- _WHAT IS NEEDED_
Where does the word "Response" show up in the records? Copy every line that has it.

Dataset entries
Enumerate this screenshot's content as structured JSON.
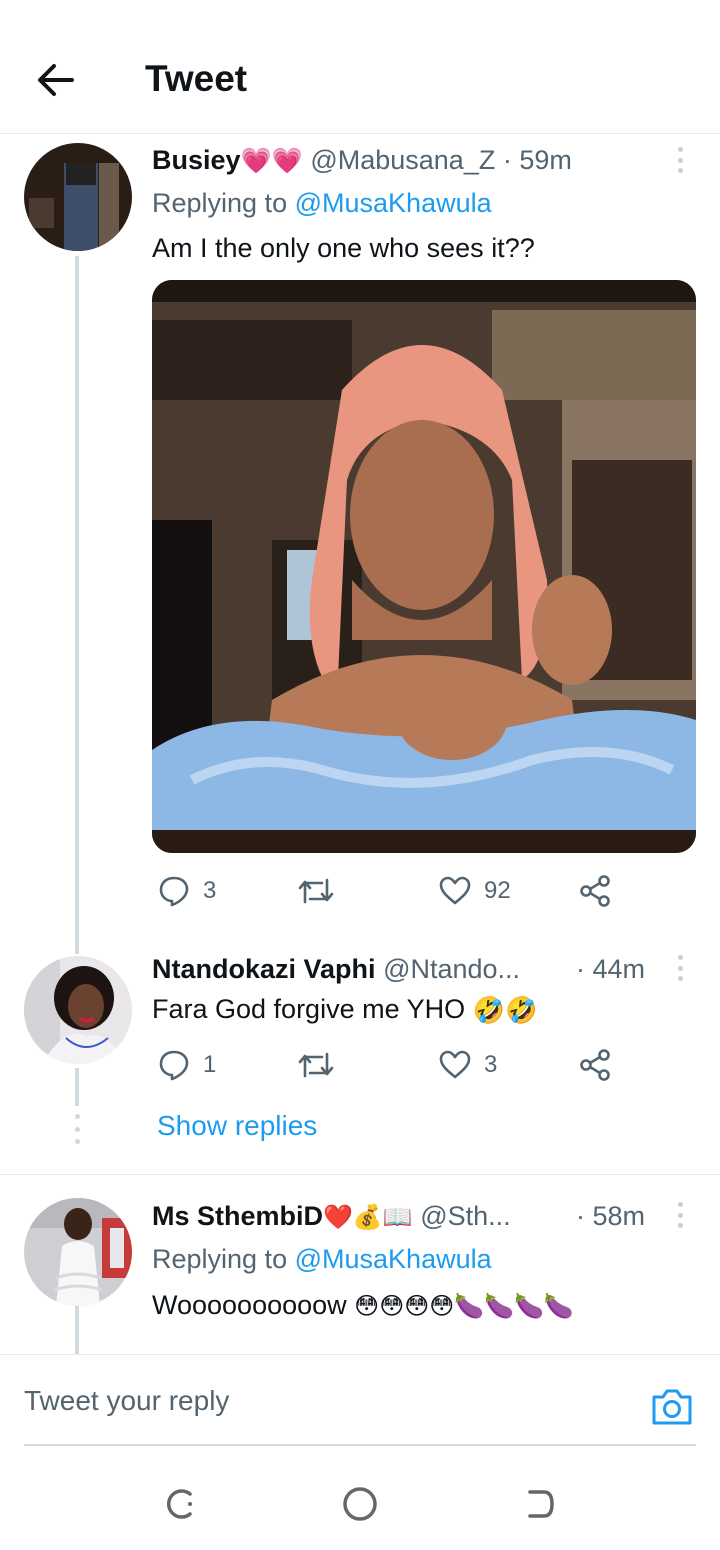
{
  "header": {
    "title": "Tweet"
  },
  "tweets": [
    {
      "display_name": "Busiey",
      "name_emojis": "💗💗",
      "handle": "@Mabusana_Z",
      "time": "· 59m",
      "replying_prefix": "Replying to",
      "replying_handle": "@MusaKhawula",
      "text": "Am I the only one who sees it??",
      "counts": {
        "replies": "3",
        "retweets": "",
        "likes": "92"
      }
    },
    {
      "display_name": "Ntandokazi Vaphi",
      "handle": "@Ntando...",
      "time": "· 44m",
      "text": "Fara God forgive me YHO",
      "text_emojis": "🤣🤣",
      "counts": {
        "replies": "1",
        "retweets": "",
        "likes": "3"
      }
    },
    {
      "display_name": "Ms SthembiD",
      "name_emojis": "❤️💰📖",
      "handle": "@Sth...",
      "time": "· 58m",
      "replying_prefix": "Replying to",
      "replying_handle": "@MusaKhawula",
      "text": "Woooooooooow",
      "text_emojis": "😳😳😳😳🍆🍆🍆🍆"
    }
  ],
  "show_replies_label": "Show replies",
  "reply_bar": {
    "placeholder": "Tweet your reply"
  },
  "icons": {
    "back": "arrow-left-icon",
    "more": "more-vertical-icon",
    "reply": "comment-icon",
    "retweet": "retweet-icon",
    "like": "heart-icon",
    "share": "share-icon",
    "camera": "camera-icon"
  },
  "colors": {
    "accent": "#1d9bf0",
    "text": "#0f1419",
    "muted": "#536471",
    "border": "#e6ecf0"
  }
}
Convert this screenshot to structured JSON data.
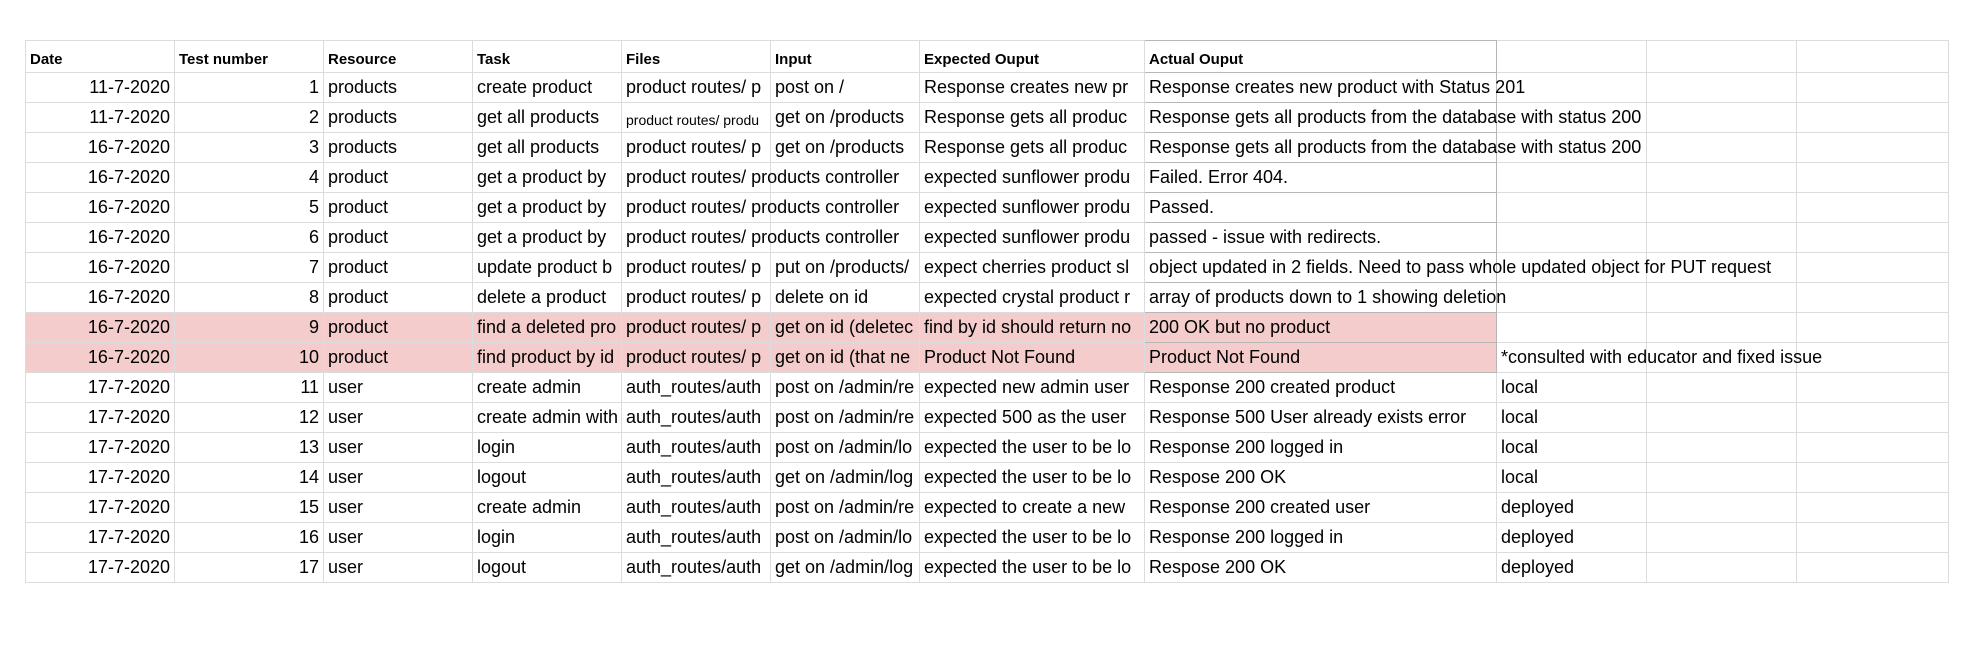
{
  "columns": [
    "Date",
    "Test number",
    "Resource",
    "Task",
    "Files",
    "Input",
    "Expected Ouput",
    "Actual Ouput",
    "",
    "",
    ""
  ],
  "rows": [
    {
      "date": "11-7-2020",
      "num": "1",
      "resource": "products",
      "task": "create product",
      "files": "product routes/ p",
      "input": "post on /",
      "expected": "Response creates new pr",
      "actual": "Response creates new product with Status 201",
      "extra": ""
    },
    {
      "date": "11-7-2020",
      "num": "2",
      "resource": "products",
      "task": "get all products",
      "files": "product routes/ produ",
      "input": "get on /products",
      "expected": "Response gets all produc",
      "actual": "Response gets all products from the database with status 200",
      "extra": ""
    },
    {
      "date": "16-7-2020",
      "num": "3",
      "resource": "products",
      "task": "get all products",
      "files": "product routes/ p",
      "input": "get on /products",
      "expected": "Response gets all produc",
      "actual": "Response gets all products from the database with status 200",
      "extra": ""
    },
    {
      "date": "16-7-2020",
      "num": "4",
      "resource": "product",
      "task": "get a product by",
      "files": "product routes/ products controller",
      "input": "",
      "expected": "expected sunflower produ",
      "actual": "Failed. Error 404.",
      "extra": ""
    },
    {
      "date": "16-7-2020",
      "num": "5",
      "resource": "product",
      "task": "get a product by",
      "files": "product routes/ products controller",
      "input": "",
      "expected": "expected sunflower produ",
      "actual": "Passed.",
      "extra": ""
    },
    {
      "date": "16-7-2020",
      "num": "6",
      "resource": "product",
      "task": "get a product by",
      "files": "product routes/ products controller",
      "input": "",
      "expected": "expected sunflower produ",
      "actual": "passed - issue with redirects.",
      "extra": ""
    },
    {
      "date": "16-7-2020",
      "num": "7",
      "resource": "product",
      "task": "update product b",
      "files": "product routes/ p",
      "input": "put on /products/",
      "expected": "expect cherries product sl",
      "actual": "object updated in 2 fields. Need to pass whole updated object for PUT request",
      "extra": ""
    },
    {
      "date": "16-7-2020",
      "num": "8",
      "resource": "product",
      "task": "delete a product",
      "files": "product routes/ p",
      "input": "delete on id",
      "expected": "expected crystal product r",
      "actual": "array of products down to 1 showing deletion",
      "extra": ""
    },
    {
      "date": "16-7-2020",
      "num": "9",
      "resource": "product",
      "task": "find a deleted pro",
      "files": "product routes/ p",
      "input": "get on id (deletec",
      "expected": "find by id should return no",
      "actual": "200 OK but no product",
      "extra": ""
    },
    {
      "date": "16-7-2020",
      "num": "10",
      "resource": "product",
      "task": "find product by id",
      "files": "product routes/ p",
      "input": "get on id (that ne",
      "expected": "Product Not Found",
      "actual": "Product Not Found",
      "extra": "*consulted with educator and fixed issue"
    },
    {
      "date": "17-7-2020",
      "num": "11",
      "resource": "user",
      "task": "create admin",
      "files": "auth_routes/auth",
      "input": "post on /admin/re",
      "expected": "expected new admin user",
      "actual": "Response 200 created product",
      "extra": "local"
    },
    {
      "date": "17-7-2020",
      "num": "12",
      "resource": "user",
      "task": "create admin with",
      "files": "auth_routes/auth",
      "input": "post on /admin/re",
      "expected": "expected 500 as the user",
      "actual": "Response 500 User already exists error",
      "extra": "local"
    },
    {
      "date": "17-7-2020",
      "num": "13",
      "resource": "user",
      "task": "login",
      "files": "auth_routes/auth",
      "input": "post on /admin/lo",
      "expected": "expected the user to be lo",
      "actual": "Response 200 logged in",
      "extra": "local"
    },
    {
      "date": "17-7-2020",
      "num": "14",
      "resource": "user",
      "task": "logout",
      "files": "auth_routes/auth",
      "input": "get on /admin/log",
      "expected": "expected the user to be lo",
      "actual": "Respose 200 OK",
      "extra": "local"
    },
    {
      "date": "17-7-2020",
      "num": "15",
      "resource": "user",
      "task": "create admin",
      "files": "auth_routes/auth",
      "input": "post on /admin/re",
      "expected": "expected to create a new",
      "actual": "Response 200 created user",
      "extra": "deployed"
    },
    {
      "date": "17-7-2020",
      "num": "16",
      "resource": "user",
      "task": "login",
      "files": "auth_routes/auth",
      "input": "post on /admin/lo",
      "expected": "expected the user to be lo",
      "actual": "Response 200 logged in",
      "extra": "deployed"
    },
    {
      "date": "17-7-2020",
      "num": "17",
      "resource": "user",
      "task": "logout",
      "files": "auth_routes/auth",
      "input": "get on /admin/log",
      "expected": "expected the user to be lo",
      "actual": "Respose 200 OK",
      "extra": "deployed"
    }
  ],
  "colors": {
    "highlight_row": "#f4cccc",
    "grid": "#dadce0"
  }
}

- _OUTPUT OF THE EXERCISE_
      "expected": "Response creates new pr",
      "actual": "Response creates new product with Status 201",
      "expected": "Response gets all produc",
      "actual": "Response gets all products from the database with status 200",
      "expected": "Response gets all produc",
      "actual": "Response gets all products from the database with status 200",
      "actual": "Response 200 created product",
      "actual": "Response 500 User already exists error",
      "actual": "Response 200 logged in",
      "actual": "Response 200 created user",
      "actual": "Response 200 logged in",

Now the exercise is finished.